* **REQUIRED WORK**
Down to the last word, output the records below, skipping any images.

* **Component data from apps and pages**
·····
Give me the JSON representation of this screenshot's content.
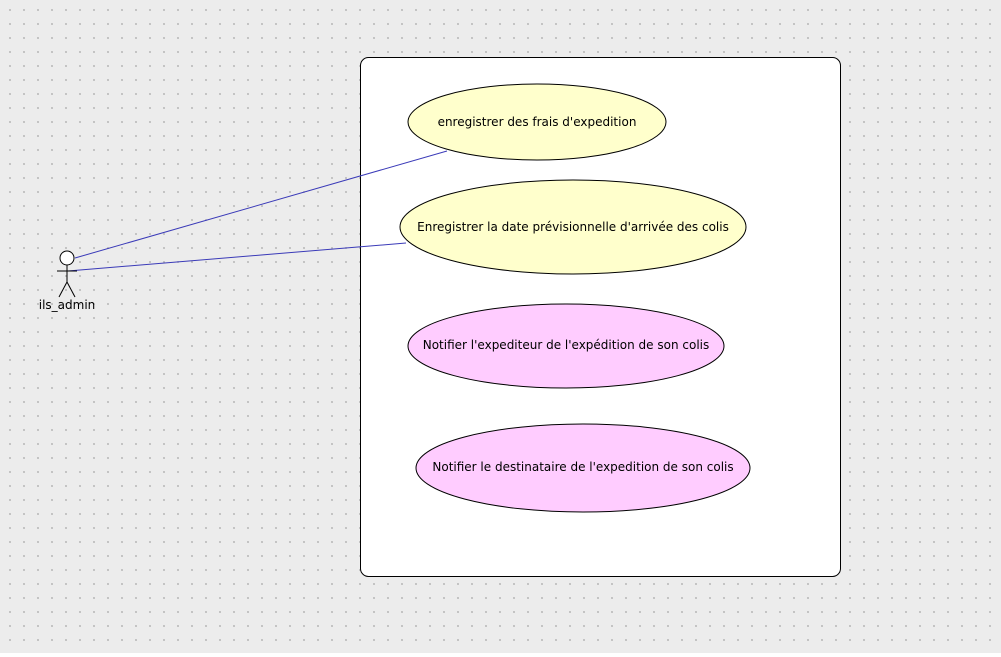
{
  "actor": {
    "name": "ils_admin"
  },
  "use_cases": [
    {
      "label": "enregistrer des frais d'expedition",
      "fill": "#ffffcc"
    },
    {
      "label": "Enregistrer la date prévisionnelle d'arrivée des colis",
      "fill": "#ffffcc"
    },
    {
      "label": "Notifier l'expediteur de l'expédition de son colis",
      "fill": "#ffccff"
    },
    {
      "label": "Notifier le destinataire de l'expedition de son colis",
      "fill": "#ffccff"
    }
  ],
  "colors": {
    "association_line": "#3a3ab8",
    "outline": "#000000",
    "system_box_fill": "#ffffff"
  }
}
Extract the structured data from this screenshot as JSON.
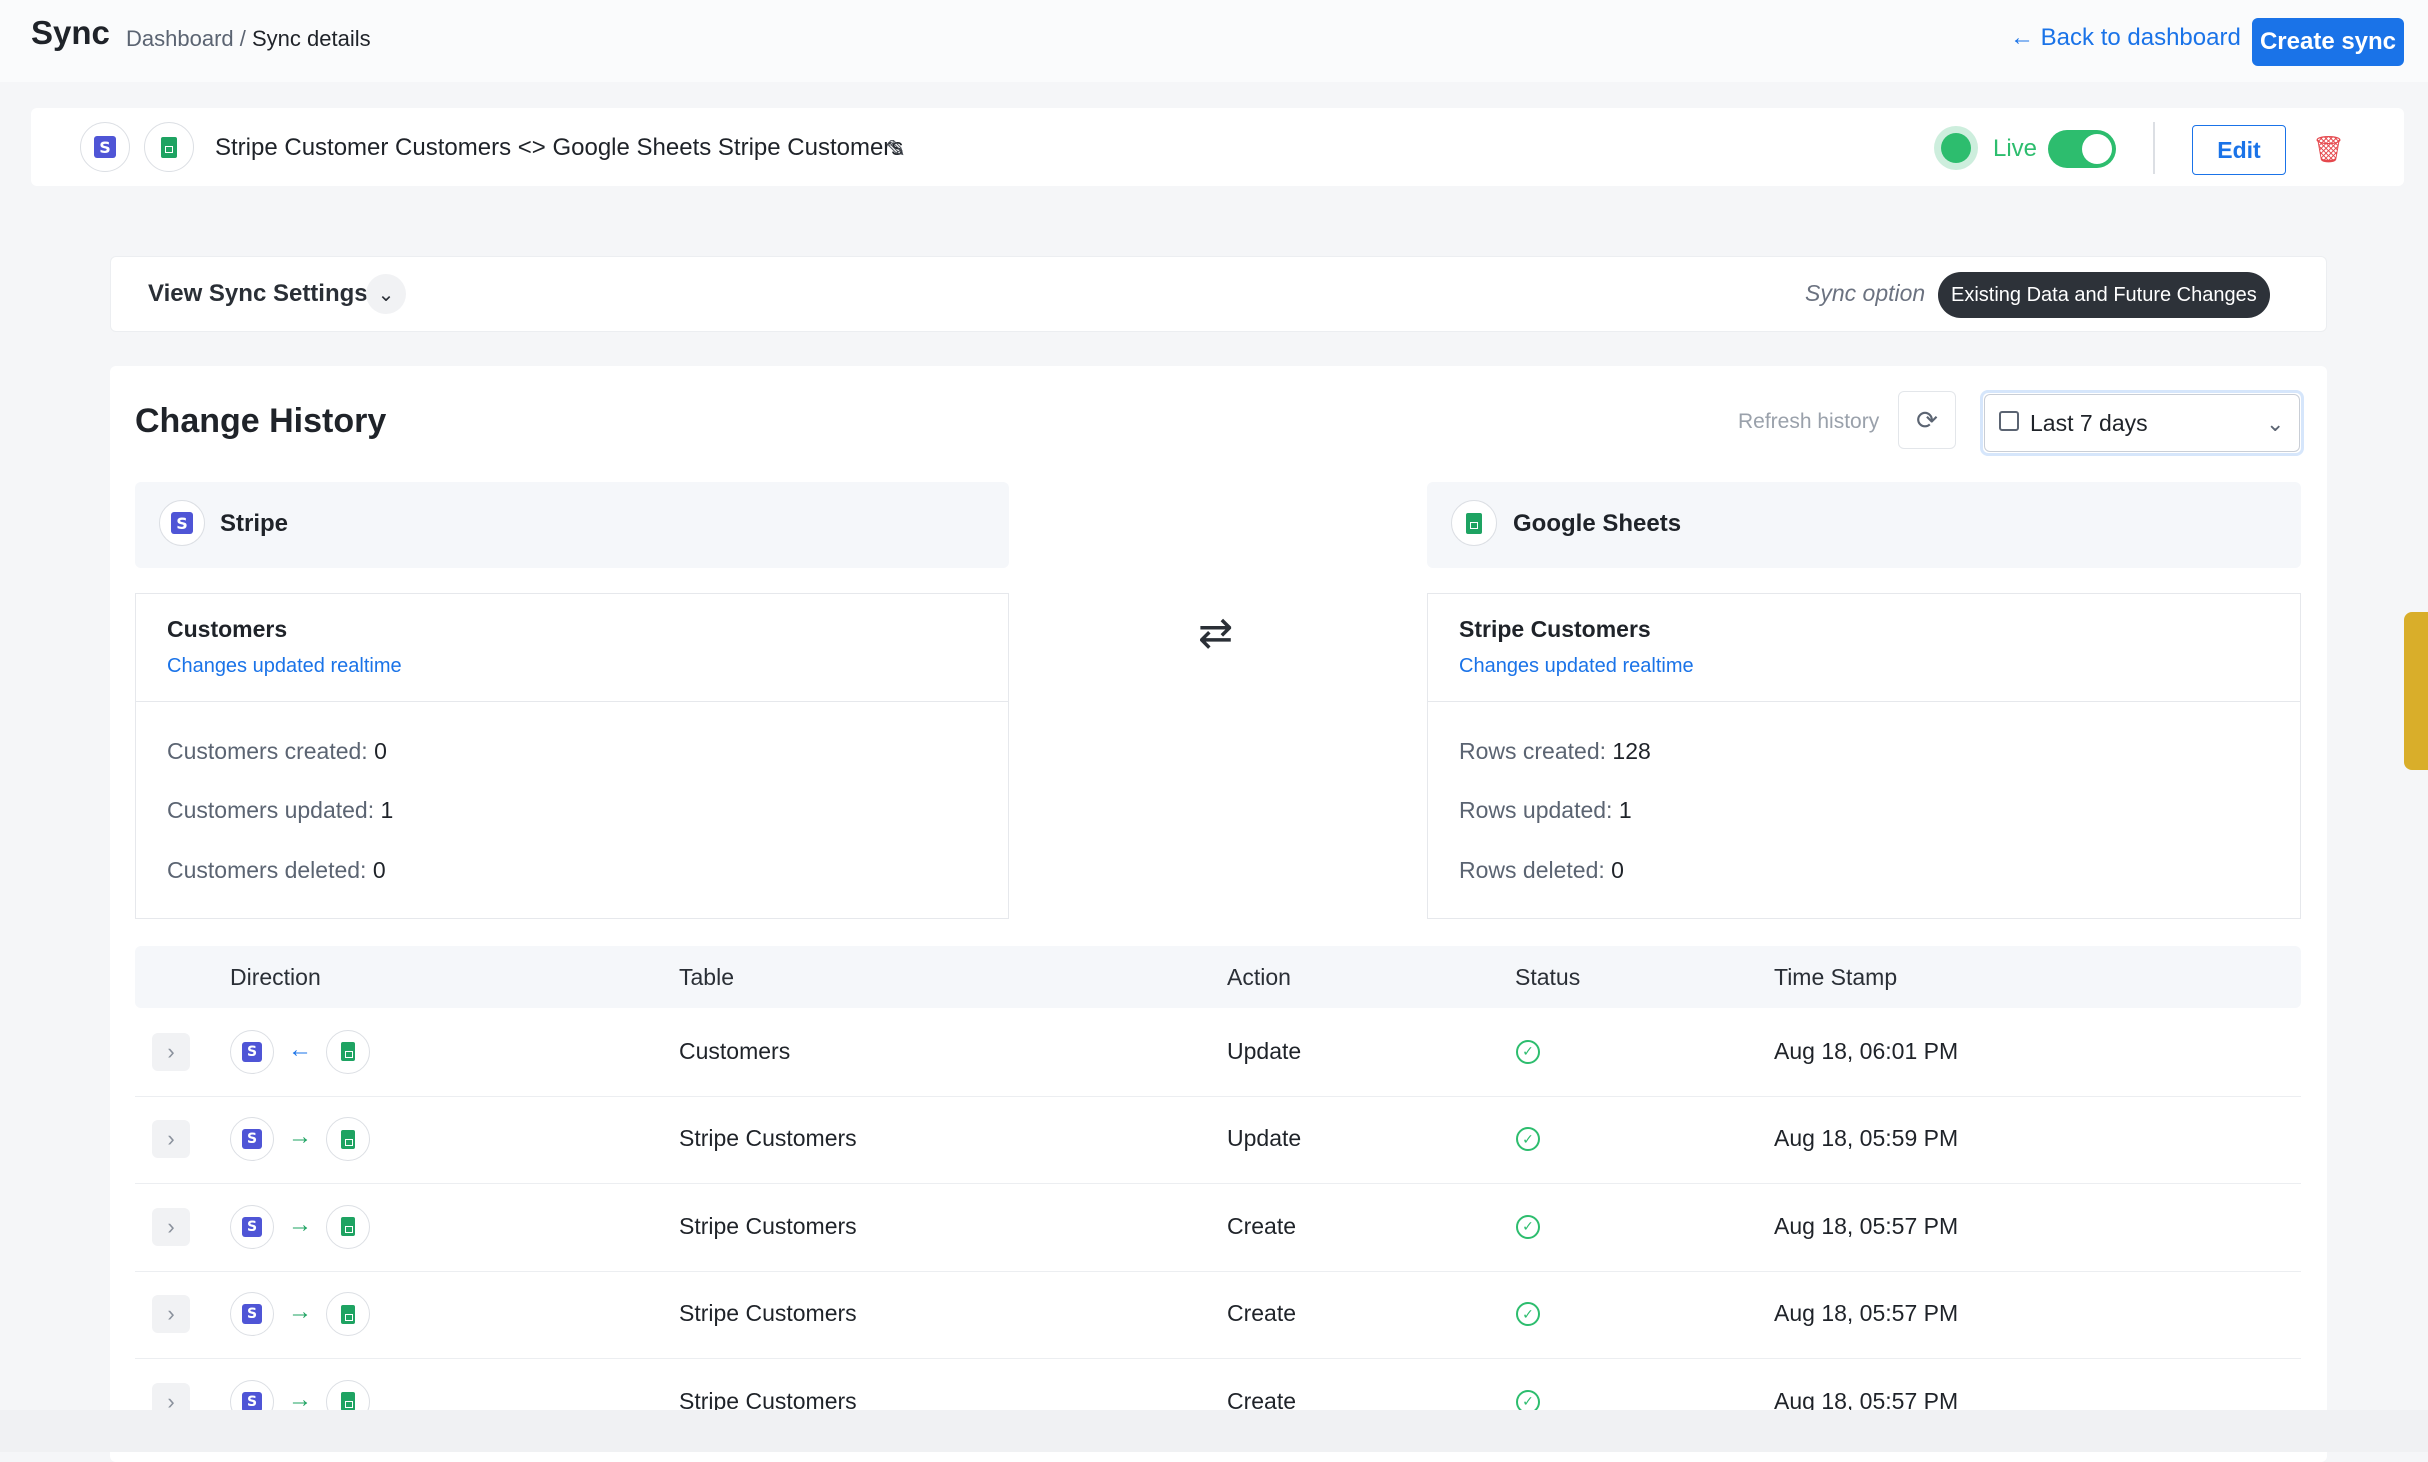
{
  "header": {
    "app_title": "Sync",
    "breadcrumb_root": "Dashboard",
    "breadcrumb_sep": " / ",
    "breadcrumb_current": "Sync details",
    "back_link": "← Back to dashboard",
    "create_button": "Create sync"
  },
  "sync": {
    "name": "Stripe Customer Customers <> Google Sheets Stripe Customers",
    "status_label": "Live",
    "live_enabled": true,
    "edit_button": "Edit"
  },
  "settings": {
    "toggle_label": "View Sync Settings",
    "sync_option_label": "Sync option",
    "sync_option_value": "Existing Data and Future Changes"
  },
  "history": {
    "title": "Change History",
    "refresh_label": "Refresh history",
    "range_value": "Last 7 days",
    "left": {
      "app_name": "Stripe",
      "object_name": "Customers",
      "sub_label": "Changes updated realtime",
      "stats": [
        {
          "label": "Customers created: ",
          "value": "0"
        },
        {
          "label": "Customers updated: ",
          "value": "1"
        },
        {
          "label": "Customers deleted: ",
          "value": "0"
        }
      ]
    },
    "right": {
      "app_name": "Google Sheets",
      "object_name": "Stripe Customers",
      "sub_label": "Changes updated realtime",
      "stats": [
        {
          "label": "Rows created: ",
          "value": "128"
        },
        {
          "label": "Rows updated: ",
          "value": "1"
        },
        {
          "label": "Rows deleted: ",
          "value": "0"
        }
      ]
    }
  },
  "table": {
    "columns": [
      "Direction",
      "Table",
      "Action",
      "Status",
      "Time Stamp"
    ],
    "rows": [
      {
        "direction": "sheets-to-stripe",
        "table": "Customers",
        "action": "Update",
        "status": "success",
        "timestamp": "Aug 18, 06:01 PM"
      },
      {
        "direction": "stripe-to-sheets",
        "table": "Stripe Customers",
        "action": "Update",
        "status": "success",
        "timestamp": "Aug 18, 05:59 PM"
      },
      {
        "direction": "stripe-to-sheets",
        "table": "Stripe Customers",
        "action": "Create",
        "status": "success",
        "timestamp": "Aug 18, 05:57 PM"
      },
      {
        "direction": "stripe-to-sheets",
        "table": "Stripe Customers",
        "action": "Create",
        "status": "success",
        "timestamp": "Aug 18, 05:57 PM"
      },
      {
        "direction": "stripe-to-sheets",
        "table": "Stripe Customers",
        "action": "Create",
        "status": "success",
        "timestamp": "Aug 18, 05:57 PM"
      }
    ]
  },
  "icons": {
    "stripe_glyph": "S",
    "arrow_left": "←",
    "arrow_right": "→",
    "chevron_right": "›",
    "chevron_down": "⌄",
    "check": "✓",
    "swap": "⇄",
    "refresh": "⟳",
    "pencil": "✎",
    "trash": "🗑"
  },
  "colors": {
    "accent": "#1a73e8",
    "live_green": "#2dbd6e",
    "stripe_purple": "#4f55d6",
    "sheets_green": "#1ea362",
    "danger": "#e5484d"
  }
}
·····
* **YOUR RESPONSE**
Give me the JSON representation of this screenshot's content.
{
  "actor": {
    "name": "ils_admin"
  },
  "use_cases": [
    {
      "label": "enregistrer des frais d'expedition",
      "fill": "#ffffcc"
    },
    {
      "label": "Enregistrer la date prévisionnelle d'arrivée des colis",
      "fill": "#ffffcc"
    },
    {
      "label": "Notifier l'expediteur de l'expédition de son colis",
      "fill": "#ffccff"
    },
    {
      "label": "Notifier le destinataire de l'expedition de son colis",
      "fill": "#ffccff"
    }
  ],
  "colors": {
    "association_line": "#3a3ab8",
    "outline": "#000000",
    "system_box_fill": "#ffffff"
  }
}
Extract the structured data from this screenshot as JSON.
{
  "header": {
    "app_title": "Sync",
    "breadcrumb_root": "Dashboard",
    "breadcrumb_sep": " / ",
    "breadcrumb_current": "Sync details",
    "back_link": "← Back to dashboard",
    "create_button": "Create sync"
  },
  "sync": {
    "name": "Stripe Customer Customers <> Google Sheets Stripe Customers",
    "status_label": "Live",
    "live_enabled": true,
    "edit_button": "Edit"
  },
  "settings": {
    "toggle_label": "View Sync Settings",
    "sync_option_label": "Sync option",
    "sync_option_value": "Existing Data and Future Changes"
  },
  "history": {
    "title": "Change History",
    "refresh_label": "Refresh history",
    "range_value": "Last 7 days",
    "left": {
      "app_name": "Stripe",
      "object_name": "Customers",
      "sub_label": "Changes updated realtime",
      "stats": [
        {
          "label": "Customers created: ",
          "value": "0"
        },
        {
          "label": "Customers updated: ",
          "value": "1"
        },
        {
          "label": "Customers deleted: ",
          "value": "0"
        }
      ]
    },
    "right": {
      "app_name": "Google Sheets",
      "object_name": "Stripe Customers",
      "sub_label": "Changes updated realtime",
      "stats": [
        {
          "label": "Rows created: ",
          "value": "128"
        },
        {
          "label": "Rows updated: ",
          "value": "1"
        },
        {
          "label": "Rows deleted: ",
          "value": "0"
        }
      ]
    }
  },
  "table": {
    "columns": [
      "Direction",
      "Table",
      "Action",
      "Status",
      "Time Stamp"
    ],
    "rows": [
      {
        "direction": "sheets-to-stripe",
        "table": "Customers",
        "action": "Update",
        "status": "success",
        "timestamp": "Aug 18, 06:01 PM"
      },
      {
        "direction": "stripe-to-sheets",
        "table": "Stripe Customers",
        "action": "Update",
        "status": "success",
        "timestamp": "Aug 18, 05:59 PM"
      },
      {
        "direction": "stripe-to-sheets",
        "table": "Stripe Customers",
        "action": "Create",
        "status": "success",
        "timestamp": "Aug 18, 05:57 PM"
      },
      {
        "direction": "stripe-to-sheets",
        "table": "Stripe Customers",
        "action": "Create",
        "status": "success",
        "timestamp": "Aug 18, 05:57 PM"
      },
      {
        "direction": "stripe-to-sheets",
        "table": "Stripe Customers",
        "action": "Create",
        "status": "success",
        "timestamp": "Aug 18, 05:57 PM"
      }
    ]
  },
  "icons": {
    "stripe_glyph": "S",
    "arrow_left": "←",
    "arrow_right": "→",
    "chevron_right": "›",
    "chevron_down": "⌄",
    "check": "✓",
    "swap": "⇄",
    "refresh": "⟳",
    "pencil": "✎",
    "trash": "🗑"
  },
  "colors": {
    "accent": "#1a73e8",
    "live_green": "#2dbd6e",
    "stripe_purple": "#4f55d6",
    "sheets_green": "#1ea362",
    "danger": "#e5484d"
  }
}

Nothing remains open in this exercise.